};

var SpeedCalculator = Forms.wrapTriangle("speed_calc", Physics.Speed);
</script>
</head>

<body>
<form action="" id="speed_calc">
<table>
<tr>
<th>Speed:</th>
<td>
<input type="text" name="speed" value="0">
</td>
<td>
<input type="button"
value="Calculate"
onclick="return !!SpeedCalculator.setSpeed();">
</td>
</tr>
<tr>
<th>Distance:</th>
<td>
<input type="text" name="distance" value="0">
</td>
<td>
<input type="button"
value="Calculate"
onclick="return !!SpeedCalculator.setDistance();">
</td>
</tr>
<tr>
<th>Time:</th>
<td>
<input type="text" name="time" value="0">
</td>
<td>
<input type="button"
value="Calculate"
onclick="return !!SpeedCalculator.setTime();">
</td>
</tr>
</table>
</form>
</body>
</html>

Untested.

Nile
03-01-2009, 04:35 AM
Isn't it kind of unreasonable to have code that long, when it could be 4 lines long?

Twey
03-01-2009, 05:08 AM
To some extent. The version I posted above was horrifically over-engineered for a Javascript homework assignment. However, if you're going to be using this as part of a big system, no. Everything but one line of that JS (excepting handlers) is in reusable components. That means that if you create a similar page for, say, voltage/current/resistance, it's basically two lines of code*:
Physics.Voltage = Math.generateTriangle("voltage", "current", "resistance");
var VoltageCalculator = Forms.wrapTriangle("voltage_calc", Physics.Voltage);

* OK, and an include — make it three lines, then.

collicott
03-02-2009, 03:36 AM
I screwed it up when I was trying to be witty.... damn you pride! Foiled again!


<script type="text/javascript">
function bulletf2(value)
{
var bulletspeed = 1325;
var bulletDistance = value;
var bulletTime;
var bulletDistance = document.getElementById('InID2').value;
bulletTime= parseFloat(bulletDistance)/ parseFloat(bulletspeed);
document.getElementById('OutID2').value = bulletTime;
}
//-->
</script>
</head>
<body bgcolor="#C0C000">
<H1> #2. Midterm Test Practice for <font color="blue">extra</font></H1><HR/>
<!-- ---------------------------------------------------------------------- -->
<!-- Copy of your java script code for show! -->
<!-- ---------------------------------------------------------------------- -->
<P style="color: #0000ff; border=2">a view of your javascript code...</P>
<textarea style="background-color: #ffffcc;" cols=80 rows=8>
</textarea><hr/>
<P style="color: #800080">2. A bullet travels at 1325 meter's per second.
Write a program that will input the Distance and Show the Time.</P>
<H3>bullet Input Distance <input type="text" size="20" ID="InID2" onkeyup="bulletf2(this.value)" /></H3>
<H3>bullet Output Time <input type="text" size="40" ID="OutID2" /></H3>

thanks for your help, everyone who posted.
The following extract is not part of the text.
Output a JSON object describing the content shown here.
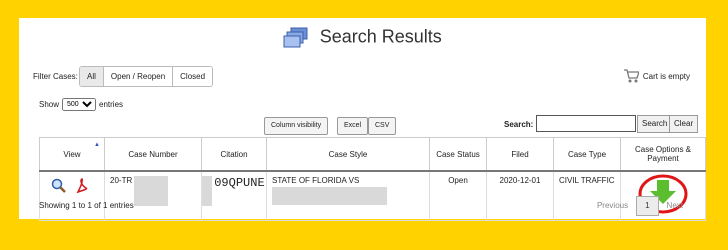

I actually understand how to do the whole document.getbyelement thingy. Couldnt have done it without you!! Thanks guys
collicott